*** Material for this exercise
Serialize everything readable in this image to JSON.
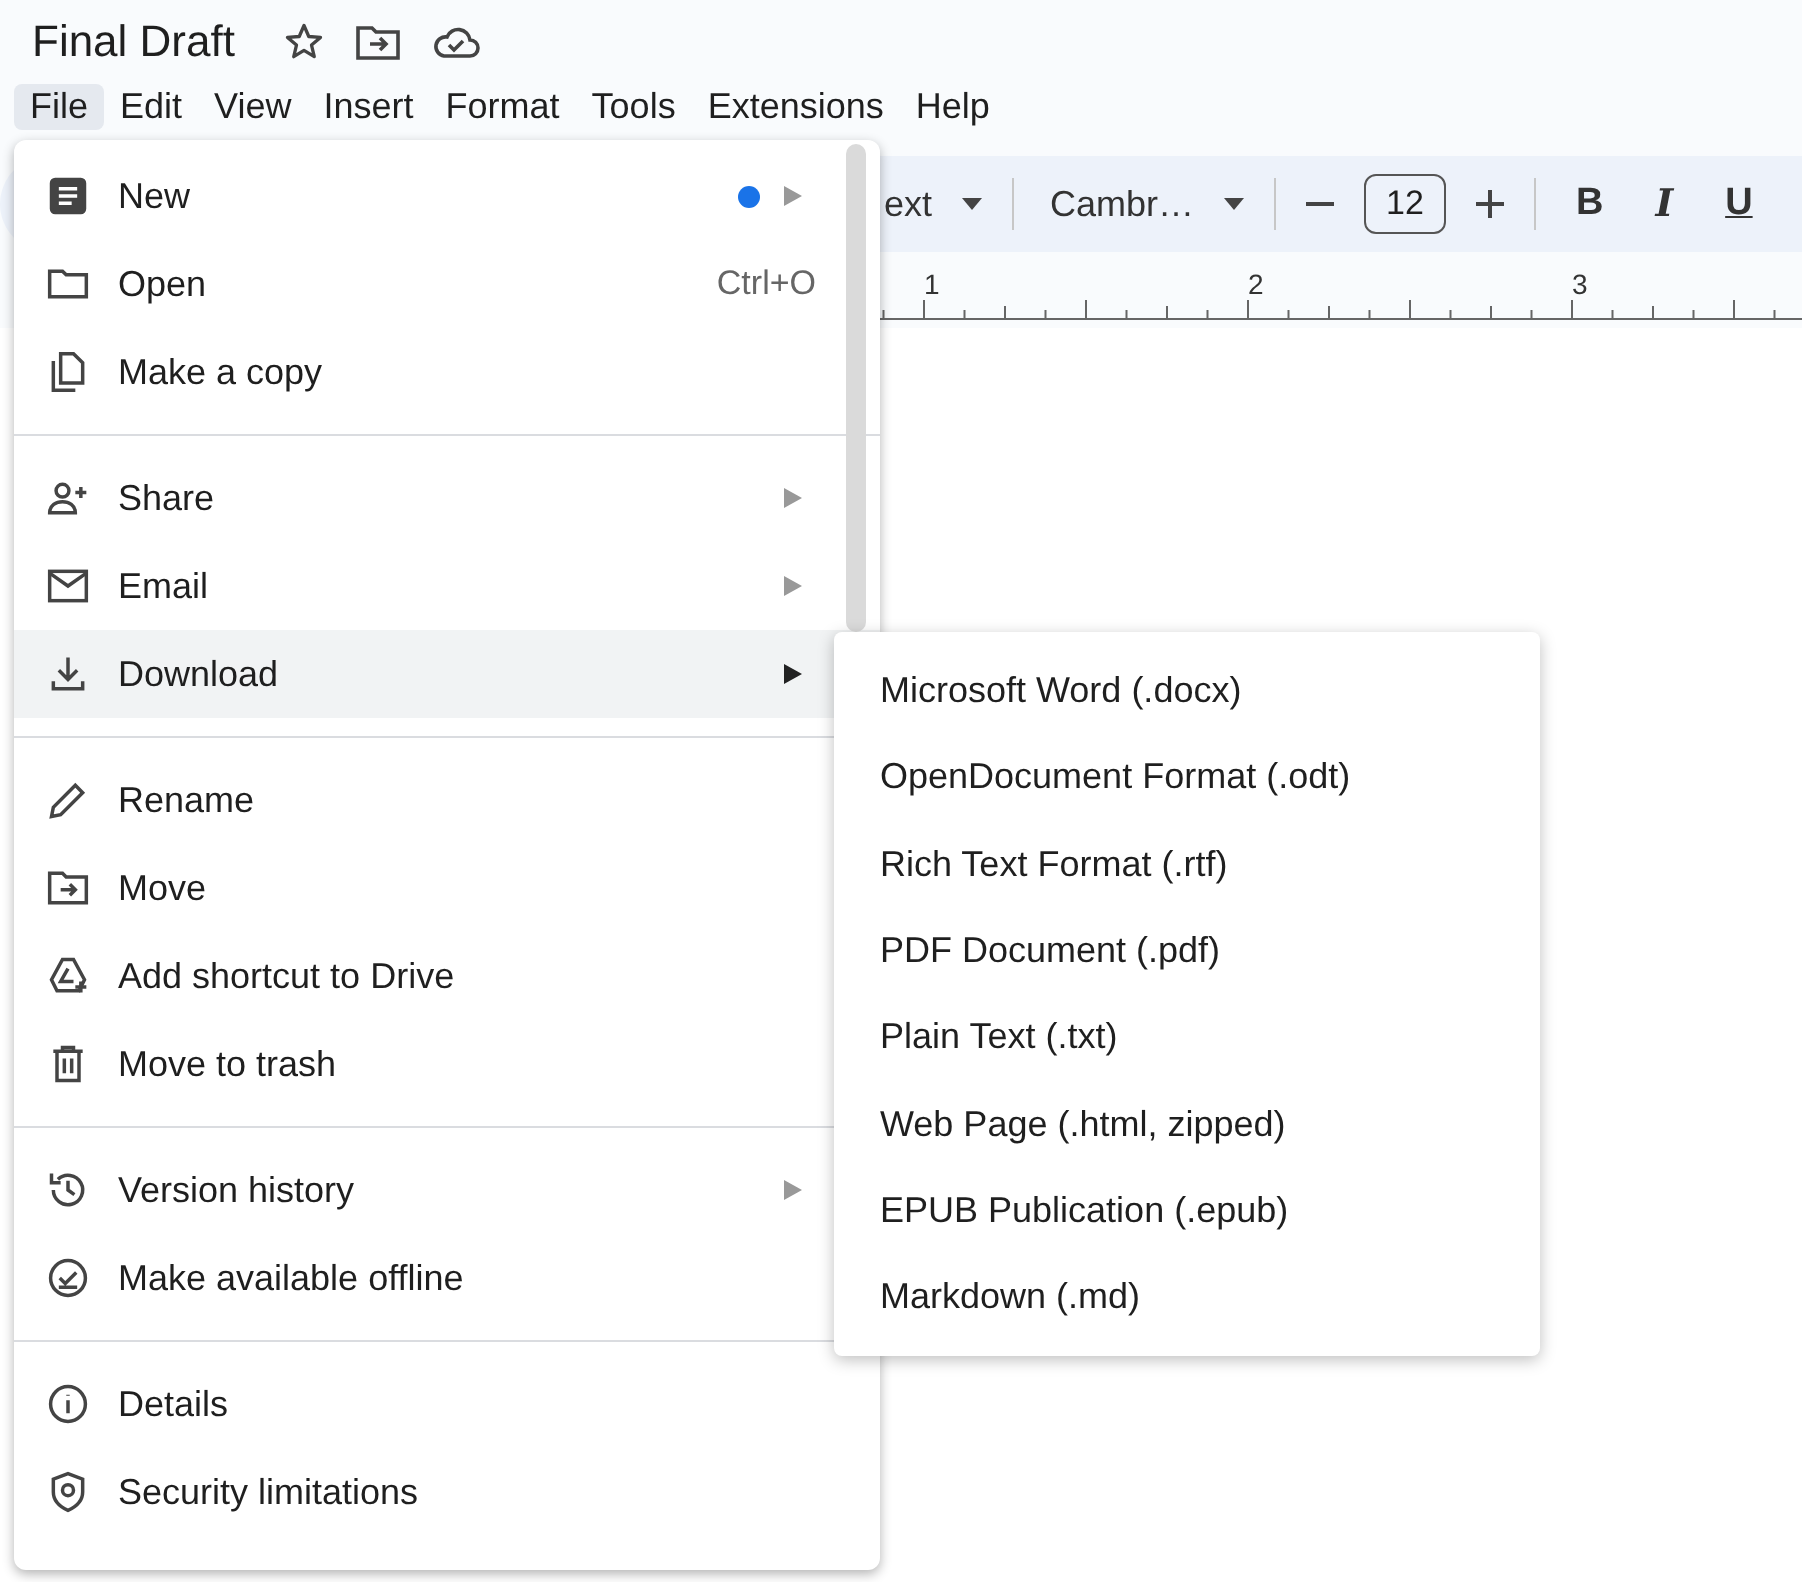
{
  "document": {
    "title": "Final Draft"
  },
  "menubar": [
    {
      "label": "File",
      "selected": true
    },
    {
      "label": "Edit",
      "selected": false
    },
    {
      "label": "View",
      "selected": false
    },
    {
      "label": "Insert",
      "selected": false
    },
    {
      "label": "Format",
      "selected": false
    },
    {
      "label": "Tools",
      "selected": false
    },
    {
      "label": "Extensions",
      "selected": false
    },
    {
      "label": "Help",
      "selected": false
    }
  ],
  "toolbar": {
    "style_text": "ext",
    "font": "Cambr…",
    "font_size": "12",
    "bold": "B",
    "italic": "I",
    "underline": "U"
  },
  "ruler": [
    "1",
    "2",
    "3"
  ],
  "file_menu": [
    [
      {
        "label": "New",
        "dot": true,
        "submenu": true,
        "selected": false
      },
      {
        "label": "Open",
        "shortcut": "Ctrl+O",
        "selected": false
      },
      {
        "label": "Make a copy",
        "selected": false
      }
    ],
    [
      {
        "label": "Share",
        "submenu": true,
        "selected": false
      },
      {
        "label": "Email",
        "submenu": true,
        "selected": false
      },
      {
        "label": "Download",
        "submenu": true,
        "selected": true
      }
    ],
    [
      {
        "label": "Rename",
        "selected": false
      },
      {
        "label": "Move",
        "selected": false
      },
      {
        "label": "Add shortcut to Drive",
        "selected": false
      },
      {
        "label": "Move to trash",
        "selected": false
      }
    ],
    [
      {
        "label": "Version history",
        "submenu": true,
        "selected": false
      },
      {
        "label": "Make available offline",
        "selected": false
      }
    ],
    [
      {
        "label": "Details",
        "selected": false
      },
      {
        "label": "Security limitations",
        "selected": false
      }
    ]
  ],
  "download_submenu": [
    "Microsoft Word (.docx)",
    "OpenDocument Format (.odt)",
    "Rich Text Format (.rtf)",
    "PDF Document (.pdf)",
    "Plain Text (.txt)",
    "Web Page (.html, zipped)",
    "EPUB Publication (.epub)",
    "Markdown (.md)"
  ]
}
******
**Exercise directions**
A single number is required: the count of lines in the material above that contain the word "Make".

**Final answer**
2